Urban Art Program "Pinta San Luis" Receives Muralists and Graffiti Artists From All Corners of Argentina

A joint effort between the Government of the San Luis province and the Municipality of Villa Mercedes hosted artists from across Argentina for 4 days. After a difficult deliberation, entries by 30 artists were selected from among almost 90 with themes that included depictions of fauna,  environmental awareness, and 3D painting.

The staff of the Design and Art Program “Pinta San Luis”, said that it was not an easy task because the level of the artists who presented was very high and it was difficult to make the decision to weed out proposals. Finally, they decided to opt for as many different artistic styles as possible after studying the portfolios of each artist and considering their experience. It’s worth noting that the beautification project of Pinta San Luis not only has an aesthetic purpose but also that of protecting buildings from humidity and other environmental factors, so this was also taken into account when choosing the type of painting that would be used.

San Luis, at the heart of Argentina, was be able to receive muralists and graffiti artists from all corners of the country, creating the perfect opportunity to enrich the lives of local inhabitants through exposure to art and the fresh colors artists brought to the city.
























Street Artist José Gallino Responds After Controversy Regarding His Murals in Montevideo

After his work at the headquarters of the Artigas Professors Institute (IPA), where he made a mural of Antonio Grompone, street artist José Gallino was criticized by the History Institute of the Faculty of Architecture, Design, and Urbanism (FADU). “It is not a canvas” was the title of a statement issued on August 30 by the Institute, which questioned “a series of murals made in various party walls under the signature of Gallino.”

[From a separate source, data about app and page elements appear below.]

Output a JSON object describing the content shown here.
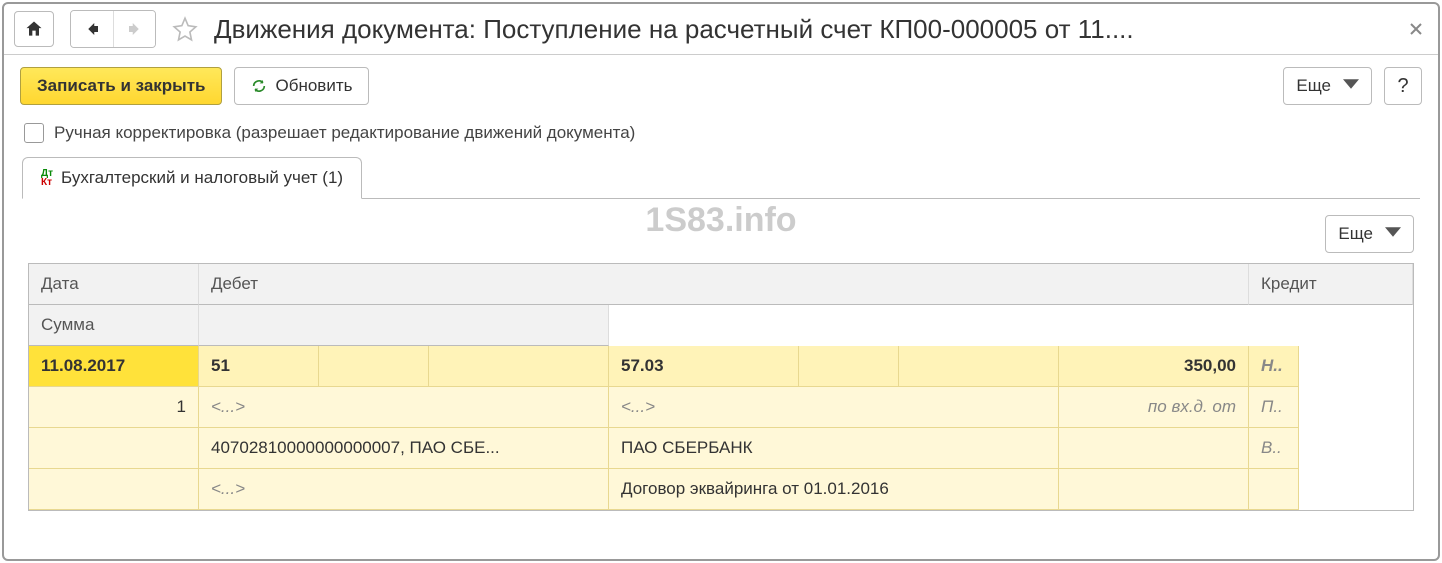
{
  "title": "Движения документа: Поступление на расчетный счет КП00-000005 от 11....",
  "toolbar": {
    "save_close": "Записать и закрыть",
    "refresh": "Обновить",
    "more": "Еще",
    "help": "?"
  },
  "checkbox_label": "Ручная корректировка (разрешает редактирование движений документа)",
  "tab_label": "Бухгалтерский и налоговый учет (1)",
  "watermark": "1S83.info",
  "grid": {
    "headers": {
      "date": "Дата",
      "debit": "Дебет",
      "credit": "Кредит",
      "sum": "Сумма"
    },
    "row1": {
      "date": "11.08.2017",
      "debit_account": "51",
      "credit_account": "57.03",
      "sum": "350,00",
      "note": "Н.."
    },
    "row2": {
      "seq": "1",
      "debit_sub1": "<...>",
      "credit_sub1": "<...>",
      "sum_note": "по вх.д.  от",
      "note": "П.."
    },
    "row3": {
      "debit_sub2": "40702810000000000007, ПАО СБЕ...",
      "credit_sub2": "ПАО СБЕРБАНК",
      "note": "В.."
    },
    "row4": {
      "debit_sub3": "<...>",
      "credit_sub3": "Договор эквайринга от 01.01.2016"
    }
  }
}
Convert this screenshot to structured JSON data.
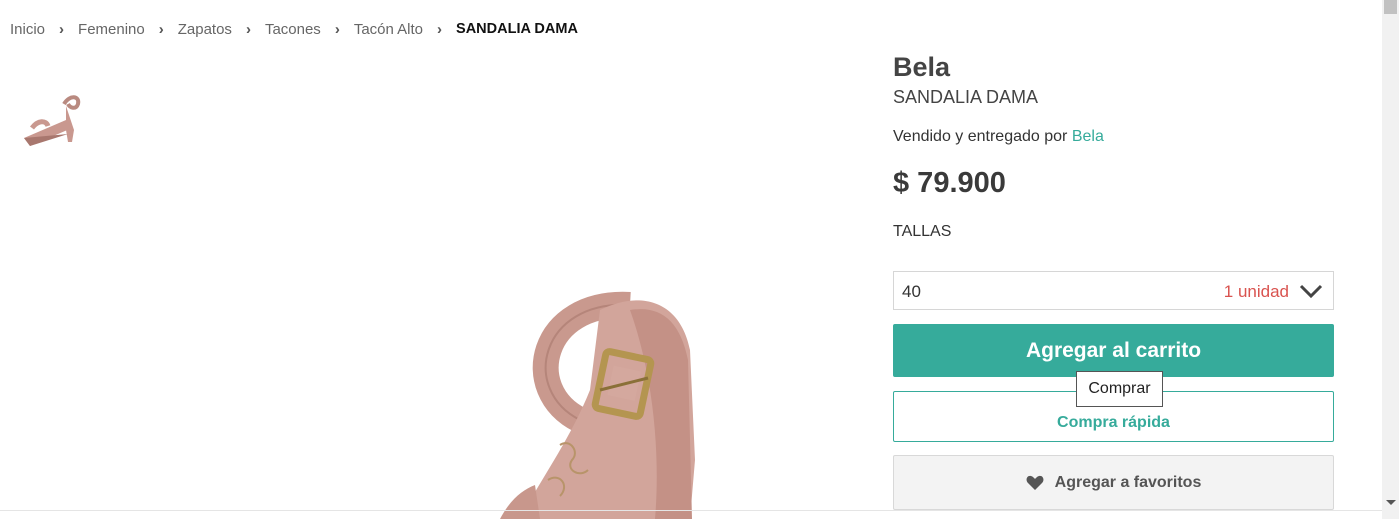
{
  "breadcrumb": {
    "items": [
      "Inicio",
      "Femenino",
      "Zapatos",
      "Tacones",
      "Tacón Alto"
    ],
    "current": "SANDALIA DAMA",
    "separator": "›"
  },
  "product": {
    "brand": "Bela",
    "name": "SANDALIA DAMA",
    "seller_prefix": "Vendido y entregado por",
    "seller_name": "Bela",
    "price": "$ 79.900",
    "sizes_label": "TALLAS",
    "selected_size": "40",
    "stock": "1 unidad"
  },
  "actions": {
    "add_to_cart": "Agregar al carrito",
    "quick_buy": "Compra rápida",
    "tooltip": "Comprar",
    "add_to_favorites": "Agregar a favoritos"
  },
  "colors": {
    "accent": "#36ab9b",
    "stock": "#d9534f",
    "product": "#c9988f"
  },
  "icons": {
    "chevron": "chevron-down-icon",
    "heart": "heart-icon"
  }
}
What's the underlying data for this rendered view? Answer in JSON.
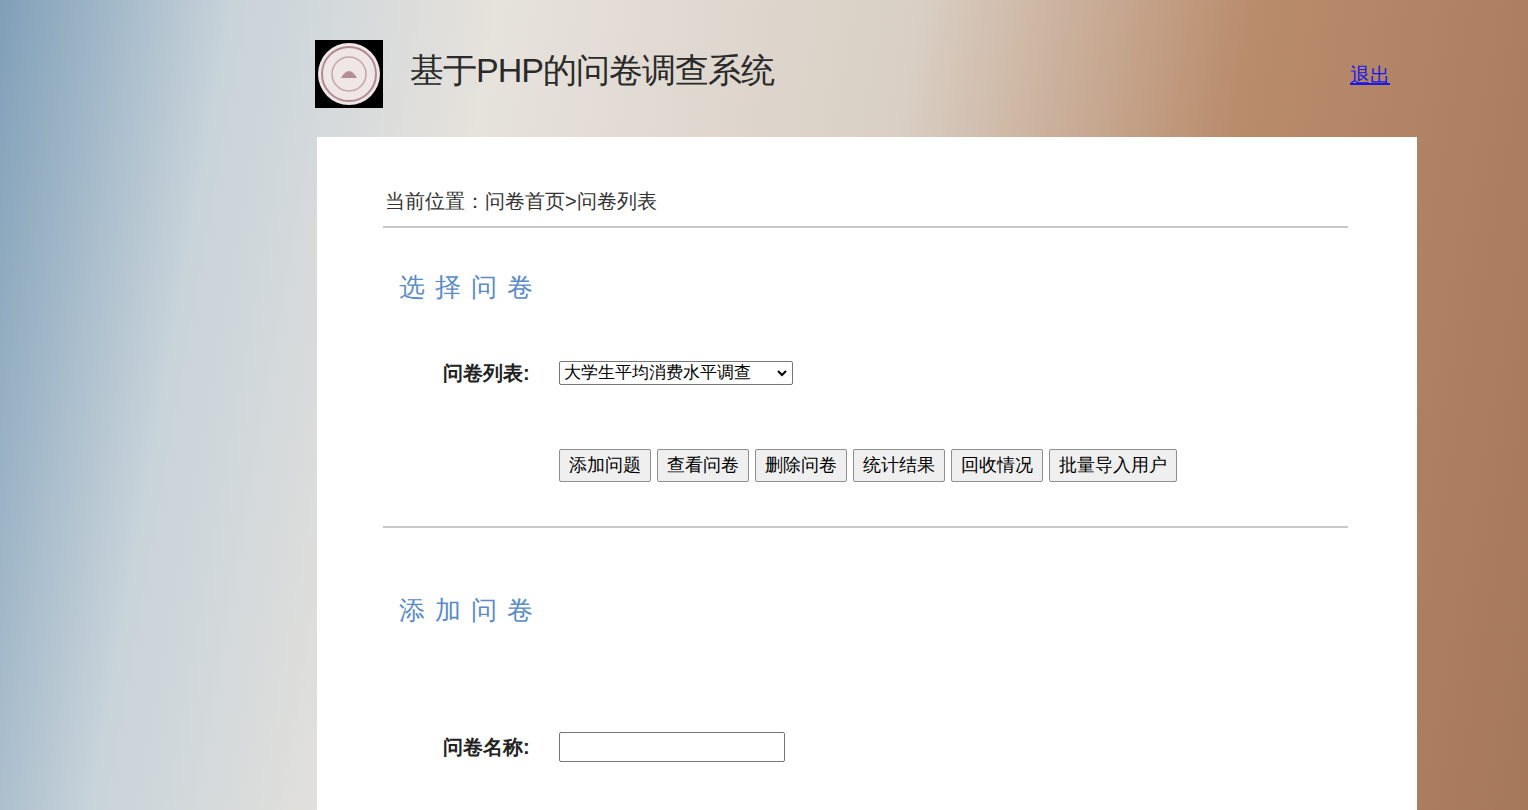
{
  "header": {
    "title": "基于PHP的问卷调查系统",
    "logout": "退出"
  },
  "breadcrumb": "当前位置：问卷首页>问卷列表",
  "select_section": {
    "title": "选择问卷",
    "label": "问卷列表:",
    "selected_option": "大学生平均消费水平调查",
    "buttons": [
      "添加问题",
      "查看问卷",
      "删除问卷",
      "统计结果",
      "回收情况",
      "批量导入用户"
    ]
  },
  "add_section": {
    "title": "添加问卷",
    "name_label": "问卷名称:",
    "name_value": ""
  }
}
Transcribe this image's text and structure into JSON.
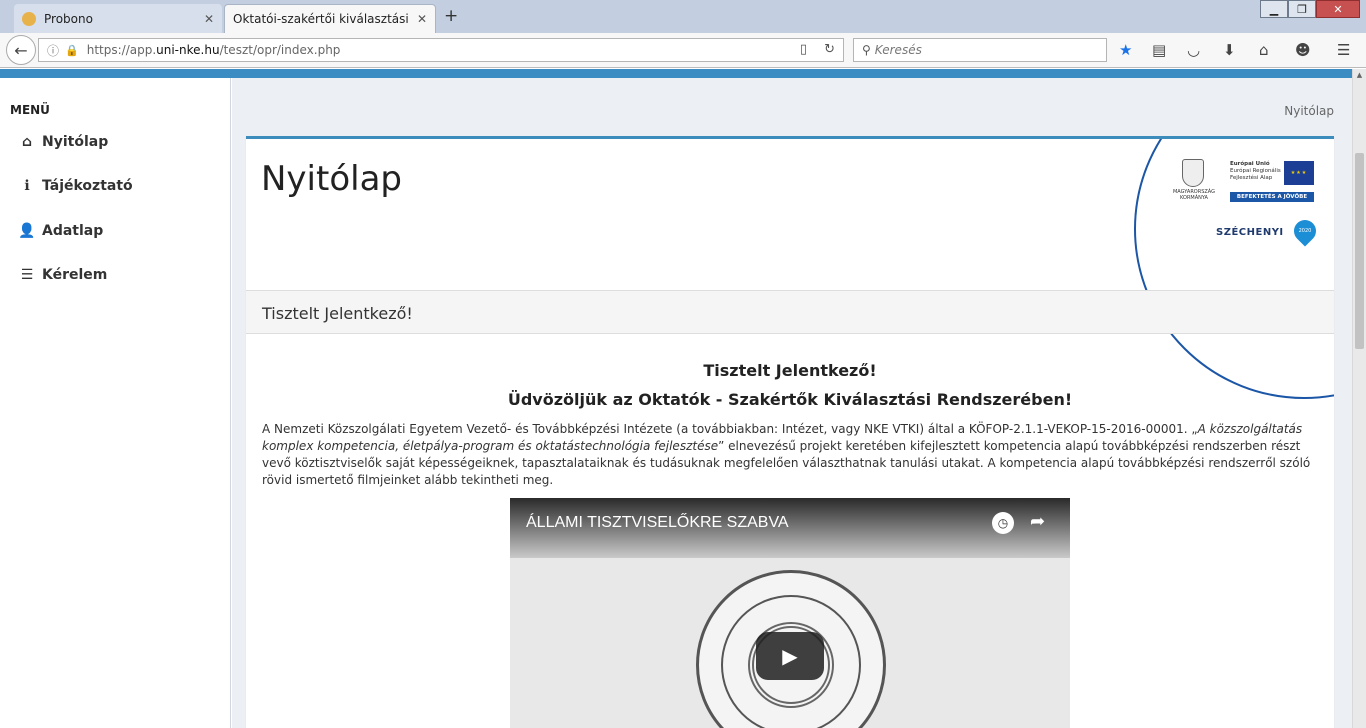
{
  "browser": {
    "tabs": [
      {
        "title": "Probono",
        "active": false
      },
      {
        "title": "Oktatói-szakértői kiválasztási re...",
        "active": true
      }
    ],
    "url": {
      "scheme": "https://app.",
      "domain": "uni-nke.hu",
      "path": "/teszt/opr/index.php"
    },
    "search_placeholder": "Keresés"
  },
  "sidebar": {
    "header": "MENÜ",
    "items": [
      {
        "label": "Nyitólap",
        "icon": "home-icon"
      },
      {
        "label": "Tájékoztató",
        "icon": "info-icon"
      },
      {
        "label": "Adatlap",
        "icon": "user-icon"
      },
      {
        "label": "Kérelem",
        "icon": "list-icon"
      }
    ]
  },
  "breadcrumb": "Nyitólap",
  "page": {
    "title": "Nyitólap",
    "logo": {
      "gov": "MAGYARORSZÁG KORMÁNYA",
      "eu_lines": [
        "Európai Unió",
        "Európai Regionális",
        "Fejlesztési Alap"
      ],
      "eu_banner": "BEFEKTETÉS A JÖVŐBE",
      "szechenyi": "SZÉCHENYI",
      "year": "2020"
    },
    "box_header": "Tisztelt Jelentkező!",
    "welcome_line1": "Tisztelt Jelentkező!",
    "welcome_line2": "Üdvözöljük az Oktatók - Szakértők Kiválasztási Rendszerében!",
    "paragraph_start": "A Nemzeti Közszolgálati Egyetem Vezető- és Továbbképzési Intézete (a továbbiakban: Intézet, vagy NKE VTKI) által a KÖFOP-2.1.1-VEKOP-15-2016-00001. „",
    "paragraph_italic": "A közszolgáltatás komplex kompetencia, életpálya-program és oktatástechnológia fejlesztése",
    "paragraph_end": "” elnevezésű projekt keretében kifejlesztett kompetencia alapú továbbképzési rendszerben részt vevő köztisztviselők saját képességeiknek, tapasztalataiknak és tudásuknak megfelelően választhatnak tanulási utakat. A kompetencia alapú továbbképzési rendszerről szóló rövid ismertető filmjeinket alább tekintheti meg.",
    "video_title": "ÁLLAMI TISZTVISELŐKRE SZABVA"
  },
  "colors": {
    "accent": "#3c8dbc",
    "eu_blue": "#1c56a6"
  }
}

Gallino defended his work and stated that he preferred murals rather than all-gray buildings, or to have walls in poor condition, additionally, emphasized that he only painted in walls in which he had permission from the owners and was paid by them.

Despite his defense of street art, which he considers “fundamental in the country”, the muralist clarified that he also defends the protection of heritage buildings, so instead of criticizing his work, the focus should be aimed at restoring buildings in poor condition.

Given this, the FADU still maintains that, architecture is another form of expression that could end up overshadowed by so many murals, and makes us wonder about its road ahead in relation to street art. Additionally, the content of the murals was about faces of famous people from Uruguay, including politicians of diverse ideologies, something that could easily generate polemic since there are so many points of view.

Gallino clarified that he does not feel attacked by the Institute’s statement or by the controversy, but affirmed that before protesting, proposals should be presented and that an open mind is required to discuss this type of issue.





San Cristóbal Hill to be Turned Into a Gigantic Mural by Local Artists

San Cristóbal Hill, an emblematic attraction of Lima, will become a gigantic artistic mural of more than 300 thousand square meters thanks to the talent of local artists. This creation can be seen from different points of the capital and is an initiative supported by the Municipality of Lima and the artistic collectives Color Energía and Aporta.

The mural, as part of the commemoration of the Bicentennial, is currently underway with over 50 percent of the houses painted. Undertaken by a group of Peruvian muralists who are embellishing the facades of the houses in the vicinity, when completed the project is thought to be one of the largest murals in the world.

The mural project represents immense Chakanas that symbolize the connection of San Cristóbal Hill with the community focussed on collective growth and prosperity. It also is meant to draw attention to the cultural heritage and identity of the residents of the area and its purpose is to highlight the union through color.

In general, the project aims to help transform public perception based on the promotion of a sense of pride and belonging through the stories that the murals tell.